(AVAILABLE RECORDS)
---

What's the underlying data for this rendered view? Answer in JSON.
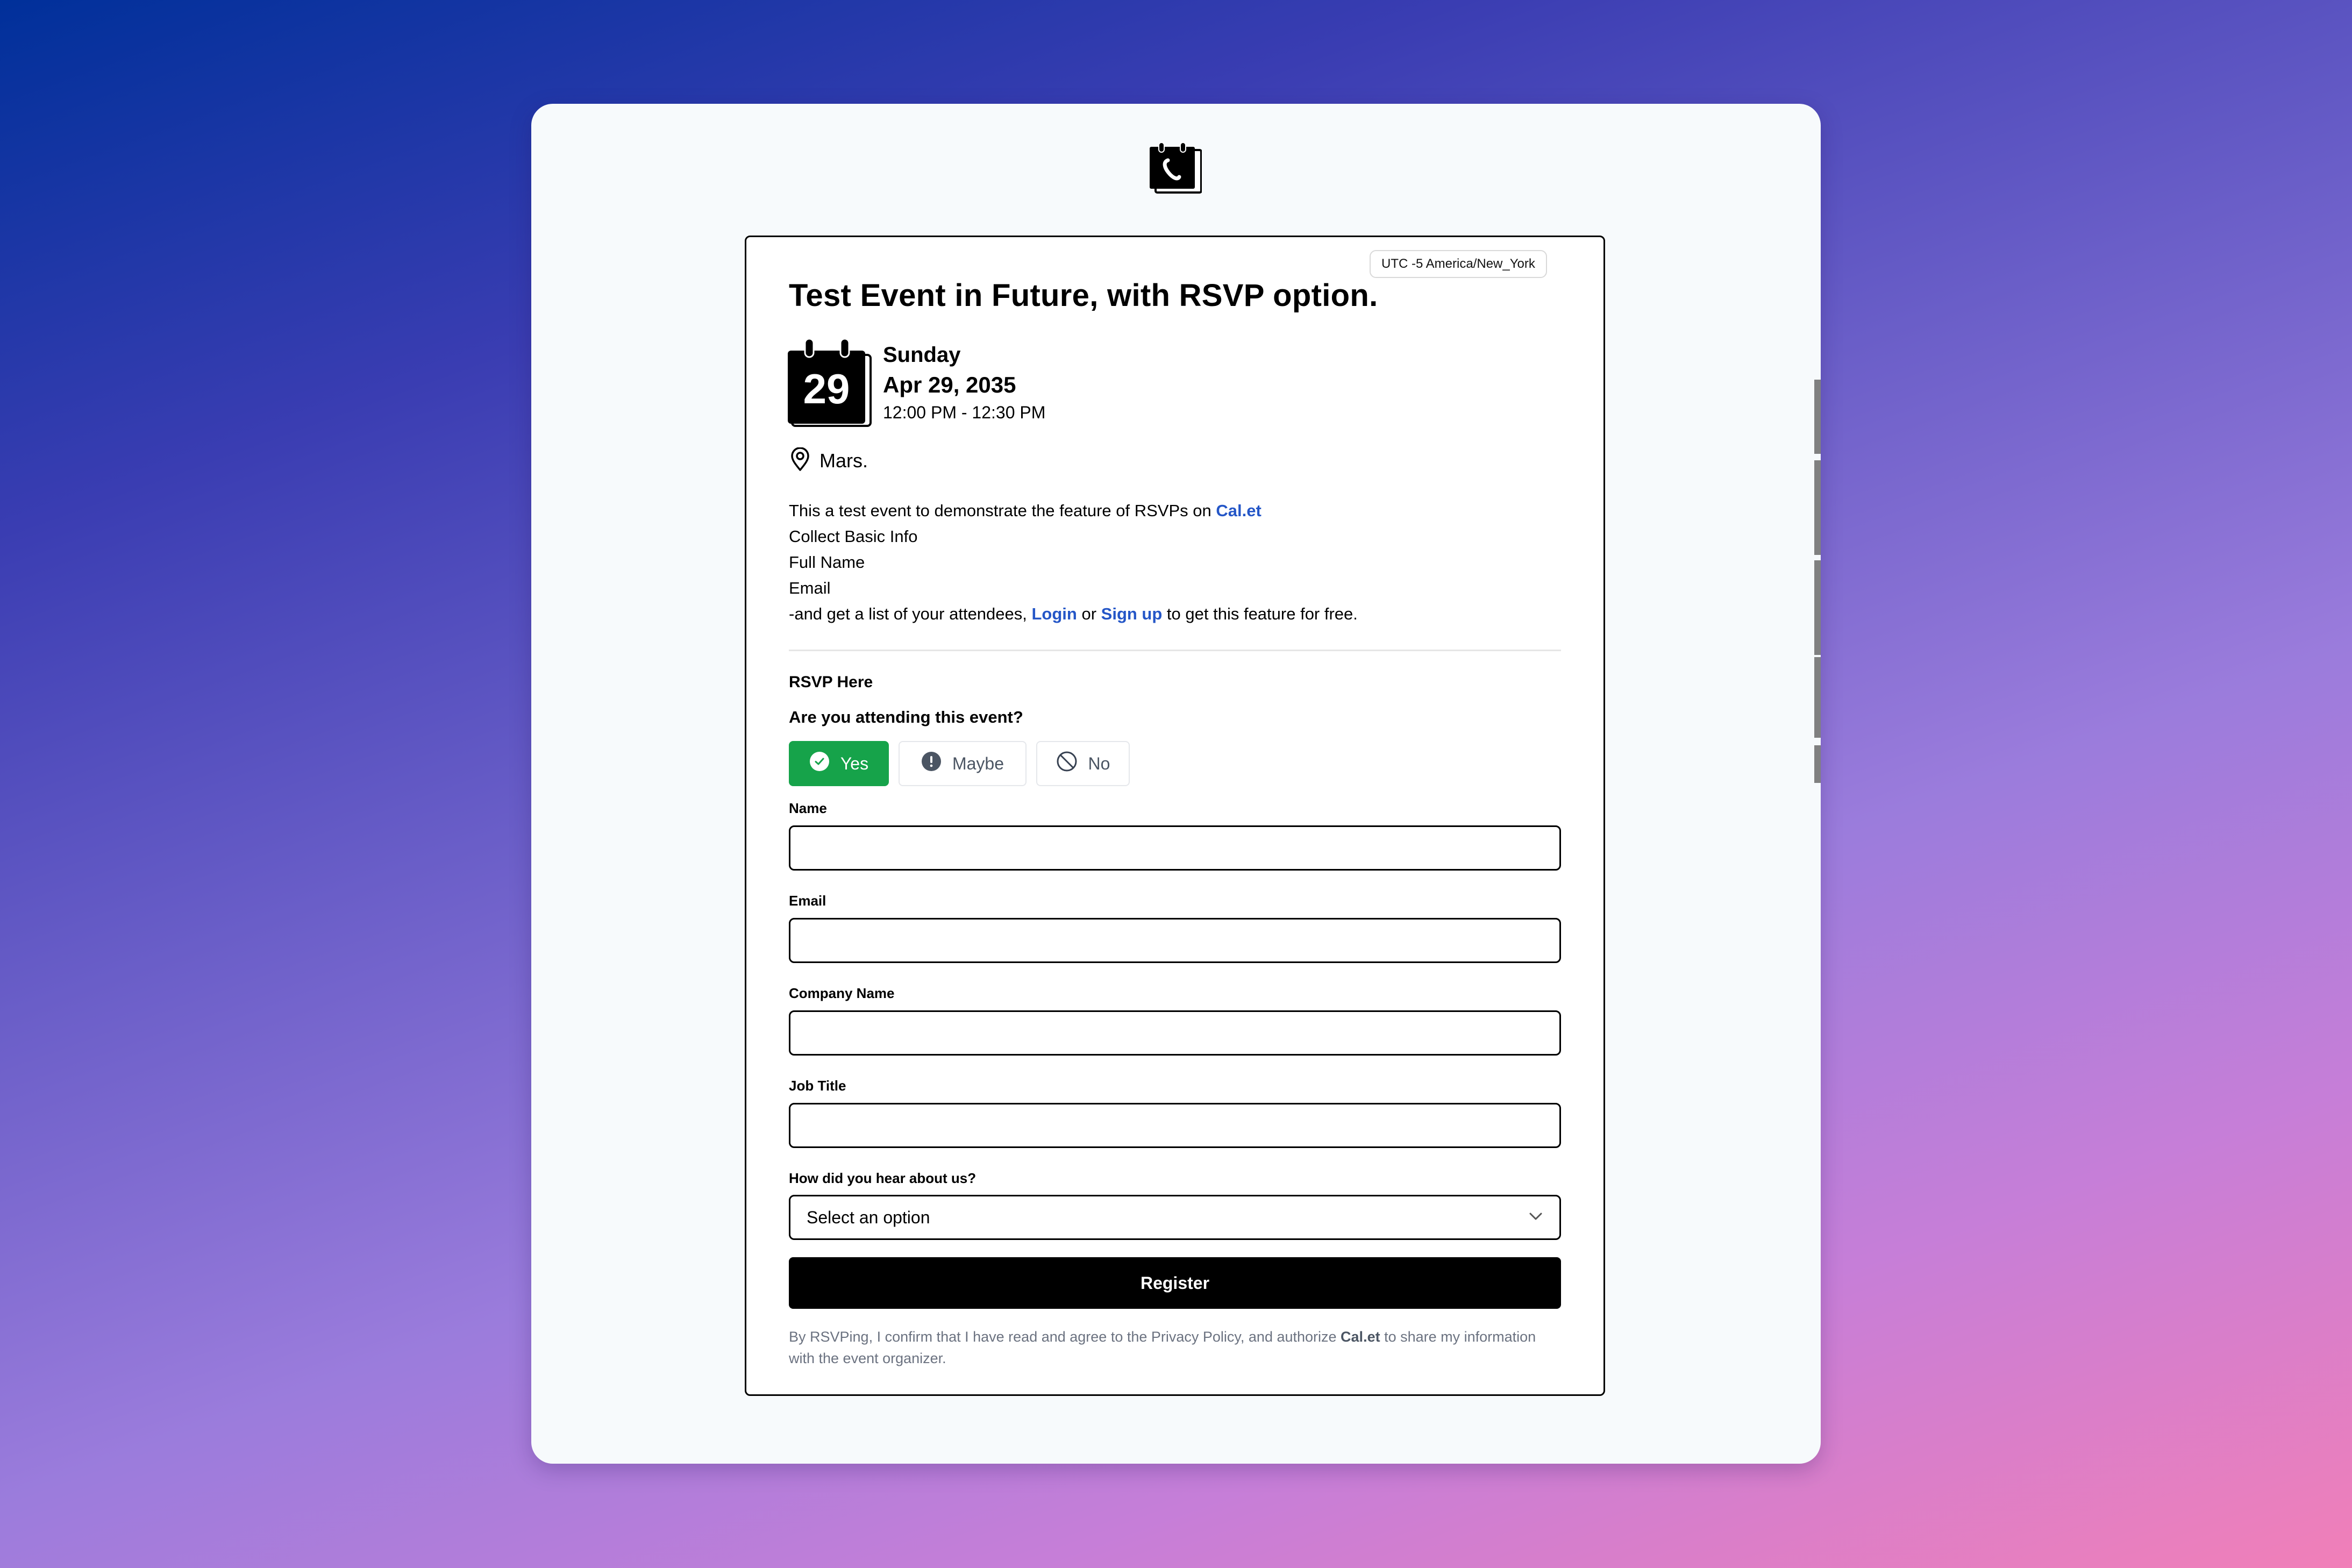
{
  "app": {
    "logo_icon": "calendar-phone-logo-icon"
  },
  "event": {
    "timezone": "UTC -5 America/New_York",
    "title": "Test Event in Future, with RSVP option.",
    "calendar_day": "29",
    "weekday": "Sunday",
    "date": "Apr 29, 2035",
    "time_range": "12:00 PM - 12:30 PM",
    "location_icon": "map-pin-icon",
    "location": "Mars.",
    "description": {
      "line1_text": "This a test event to demonstrate the feature of RSVPs on ",
      "line1_link": "Cal.et",
      "line2": "Collect Basic Info",
      "line3": "Full Name",
      "line4": "Email",
      "line5_prefix": "-and get a list of your attendees, ",
      "line5_login": "Login",
      "line5_or": " or ",
      "line5_signup": "Sign up",
      "line5_suffix": " to get this feature for free."
    }
  },
  "rsvp": {
    "heading": "RSVP Here",
    "question": "Are you attending this event?",
    "selected": "Yes",
    "options": [
      {
        "label": "Yes",
        "icon": "check-circle-icon"
      },
      {
        "label": "Maybe",
        "icon": "exclamation-circle-icon"
      },
      {
        "label": "No",
        "icon": "ban-icon"
      }
    ],
    "colors": {
      "selected_bg": "#16a34a",
      "link": "#2456c7"
    }
  },
  "form": {
    "fields": [
      {
        "label": "Name",
        "value": ""
      },
      {
        "label": "Email",
        "value": ""
      },
      {
        "label": "Company Name",
        "value": ""
      },
      {
        "label": "Job Title",
        "value": ""
      }
    ],
    "source_label": "How did you hear about us?",
    "source_value": "Select an option",
    "register_label": "Register",
    "consent_prefix": "By RSVPing, I confirm that I have read and agree to the Privacy Policy, and authorize ",
    "consent_brand": "Cal.et",
    "consent_suffix": " to share my information with the event organizer."
  }
}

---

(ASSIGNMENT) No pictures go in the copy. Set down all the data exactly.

(ANSWER TO THE PROBLEM)
What's the underlying data for this rendered view? Answer in JSON.
{
  "app": {
    "logo_icon": "calendar-phone-logo-icon"
  },
  "event": {
    "timezone": "UTC -5 America/New_York",
    "title": "Test Event in Future, with RSVP option.",
    "calendar_day": "29",
    "weekday": "Sunday",
    "date": "Apr 29, 2035",
    "time_range": "12:00 PM - 12:30 PM",
    "location_icon": "map-pin-icon",
    "location": "Mars.",
    "description": {
      "line1_text": "This a test event to demonstrate the feature of RSVPs on ",
      "line1_link": "Cal.et",
      "line2": "Collect Basic Info",
      "line3": "Full Name",
      "line4": "Email",
      "line5_prefix": "-and get a list of your attendees, ",
      "line5_login": "Login",
      "line5_or": " or ",
      "line5_signup": "Sign up",
      "line5_suffix": " to get this feature for free."
    }
  },
  "rsvp": {
    "heading": "RSVP Here",
    "question": "Are you attending this event?",
    "selected": "Yes",
    "options": [
      {
        "label": "Yes",
        "icon": "check-circle-icon"
      },
      {
        "label": "Maybe",
        "icon": "exclamation-circle-icon"
      },
      {
        "label": "No",
        "icon": "ban-icon"
      }
    ],
    "colors": {
      "selected_bg": "#16a34a",
      "link": "#2456c7"
    }
  },
  "form": {
    "fields": [
      {
        "label": "Name",
        "value": ""
      },
      {
        "label": "Email",
        "value": ""
      },
      {
        "label": "Company Name",
        "value": ""
      },
      {
        "label": "Job Title",
        "value": ""
      }
    ],
    "source_label": "How did you hear about us?",
    "source_value": "Select an option",
    "register_label": "Register",
    "consent_prefix": "By RSVPing, I confirm that I have read and agree to the Privacy Policy, and authorize ",
    "consent_brand": "Cal.et",
    "consent_suffix": " to share my information with the event organizer."
  }
}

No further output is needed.